Water, soaps, detergents, Dettol wipes, towels. Warm inside, cold outside. Gloves on and off. The dermatological torture test that is the microfibre construction baby wipes and nappies. Your hands will be like a pauper’s emery cloth by the end of day 3 but, like the stupid man you are, you’ll work through the pain, ignore the bleeding knuckles, and only get around to sorting your shit out once you’ve had a bollocking for inadvertently damaging a pair of her 60 deniers while you were putting them away.
Buy some properly comfortable and supportive trainers. Now.
Martin and I were talking about pushchairs the other day. He reckoned his had done well over a thousand miles in the year he’d had it and that it could use a bit of a tune up. Based on those numbers, and what my own Google Fit says, expect to walk anywhere between three and seven miles on a typical day. Opportunistic visits to the park, trips to the shops, attending medical appointments, trying to get your child to nap after all in-home methods have failed, coffee, activities, etc. And sometimes it’s nice to just get out of the house because it smells of poo and despair.

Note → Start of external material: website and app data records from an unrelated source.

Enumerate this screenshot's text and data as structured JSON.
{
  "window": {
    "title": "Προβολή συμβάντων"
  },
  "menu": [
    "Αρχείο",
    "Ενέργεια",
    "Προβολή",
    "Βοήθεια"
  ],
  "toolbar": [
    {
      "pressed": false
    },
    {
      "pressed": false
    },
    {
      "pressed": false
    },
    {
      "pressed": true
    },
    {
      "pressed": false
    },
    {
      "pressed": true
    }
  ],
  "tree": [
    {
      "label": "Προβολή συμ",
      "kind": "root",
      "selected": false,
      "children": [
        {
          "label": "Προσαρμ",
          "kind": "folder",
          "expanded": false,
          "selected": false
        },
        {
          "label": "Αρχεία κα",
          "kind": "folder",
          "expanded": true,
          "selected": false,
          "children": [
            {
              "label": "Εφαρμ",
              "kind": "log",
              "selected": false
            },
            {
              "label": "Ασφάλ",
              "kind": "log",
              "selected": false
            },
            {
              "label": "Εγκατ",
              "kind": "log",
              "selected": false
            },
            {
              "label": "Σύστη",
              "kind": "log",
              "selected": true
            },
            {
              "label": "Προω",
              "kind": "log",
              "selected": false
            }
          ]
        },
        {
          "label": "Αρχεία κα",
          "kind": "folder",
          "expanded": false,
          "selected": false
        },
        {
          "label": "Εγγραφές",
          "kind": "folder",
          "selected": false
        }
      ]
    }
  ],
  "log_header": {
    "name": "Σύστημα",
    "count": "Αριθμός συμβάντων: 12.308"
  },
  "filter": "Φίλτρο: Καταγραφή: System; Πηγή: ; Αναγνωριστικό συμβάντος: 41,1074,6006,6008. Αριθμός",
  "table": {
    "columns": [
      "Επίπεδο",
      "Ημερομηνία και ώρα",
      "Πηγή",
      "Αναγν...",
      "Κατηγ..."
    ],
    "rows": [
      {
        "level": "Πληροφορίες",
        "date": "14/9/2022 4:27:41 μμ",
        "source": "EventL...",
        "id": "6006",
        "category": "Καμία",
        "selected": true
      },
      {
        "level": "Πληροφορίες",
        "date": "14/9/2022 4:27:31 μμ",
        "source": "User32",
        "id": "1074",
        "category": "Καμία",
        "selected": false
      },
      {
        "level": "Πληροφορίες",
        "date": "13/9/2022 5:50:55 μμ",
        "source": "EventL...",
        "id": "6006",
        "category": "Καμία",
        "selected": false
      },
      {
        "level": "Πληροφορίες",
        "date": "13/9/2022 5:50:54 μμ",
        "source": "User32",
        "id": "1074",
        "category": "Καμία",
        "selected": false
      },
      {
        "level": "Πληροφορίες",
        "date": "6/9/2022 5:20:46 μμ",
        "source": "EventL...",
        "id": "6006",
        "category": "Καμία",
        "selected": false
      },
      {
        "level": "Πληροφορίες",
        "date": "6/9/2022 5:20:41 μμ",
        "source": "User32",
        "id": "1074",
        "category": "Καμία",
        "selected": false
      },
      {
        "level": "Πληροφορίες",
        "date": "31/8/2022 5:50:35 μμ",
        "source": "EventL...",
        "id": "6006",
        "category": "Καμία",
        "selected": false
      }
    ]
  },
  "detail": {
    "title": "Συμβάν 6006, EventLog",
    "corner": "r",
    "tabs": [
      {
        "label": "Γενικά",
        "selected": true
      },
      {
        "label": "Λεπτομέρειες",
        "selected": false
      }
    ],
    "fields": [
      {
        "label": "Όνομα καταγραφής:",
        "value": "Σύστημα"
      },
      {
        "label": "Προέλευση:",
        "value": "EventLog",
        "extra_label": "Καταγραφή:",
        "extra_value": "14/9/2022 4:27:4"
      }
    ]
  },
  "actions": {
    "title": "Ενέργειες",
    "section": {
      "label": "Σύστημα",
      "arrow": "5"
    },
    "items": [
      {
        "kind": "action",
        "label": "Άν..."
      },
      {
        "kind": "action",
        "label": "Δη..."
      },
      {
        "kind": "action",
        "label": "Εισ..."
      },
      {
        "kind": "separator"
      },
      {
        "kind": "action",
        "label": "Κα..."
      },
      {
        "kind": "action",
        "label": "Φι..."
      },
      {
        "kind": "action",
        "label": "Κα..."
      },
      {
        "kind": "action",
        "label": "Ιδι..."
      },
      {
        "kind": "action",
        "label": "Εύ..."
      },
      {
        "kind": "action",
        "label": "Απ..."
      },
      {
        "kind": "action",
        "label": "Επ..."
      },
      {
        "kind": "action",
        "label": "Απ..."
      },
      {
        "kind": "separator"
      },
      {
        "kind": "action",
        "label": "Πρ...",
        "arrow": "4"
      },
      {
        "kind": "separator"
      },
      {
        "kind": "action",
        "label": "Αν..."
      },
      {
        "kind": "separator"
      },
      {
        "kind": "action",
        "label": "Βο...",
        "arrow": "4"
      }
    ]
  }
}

Unfortunately all the walking you do won’t have a beneficial impact on your waistline; those bottles of red that got you through the first six months aren’t going anywhere. The reason is simple: you’ll be eating your own weight in snacks every day. Having a coffee in somewhere? You’ll have tried everything on the cake shelf by the end of week four. A particularly vigorous session at the Toy Library taken it out of you? Percy Ingle sausage roll. An insensitively-timed nap caused you to miss lunch and now it’s getting quite close to dinner? Bag of chips from The Fishy Fryer.
The patriarchy sucks.
Helpful reminders of your general position of privilege will mostly come in the form of having to awkwardly stand outside women’s toilets in pubs, church halls and cafes. You will be waiting to ask anyone exiting the aforementioned lavatories whether it is ‘safe’ for you to go in. A surprising number of places, even those that purport to be family friendly, think only women change babies’ nappies and are equipped accordingly.
You will also be looked at oddly in the parent and baby rooms in shopping centres and your child’s nursery will be surprised to learn it is you, the father, that will be doing the settling in and that the mother has already gone back to work.
Just a little taster of the kind of shit the other half of the population have to put up with every day.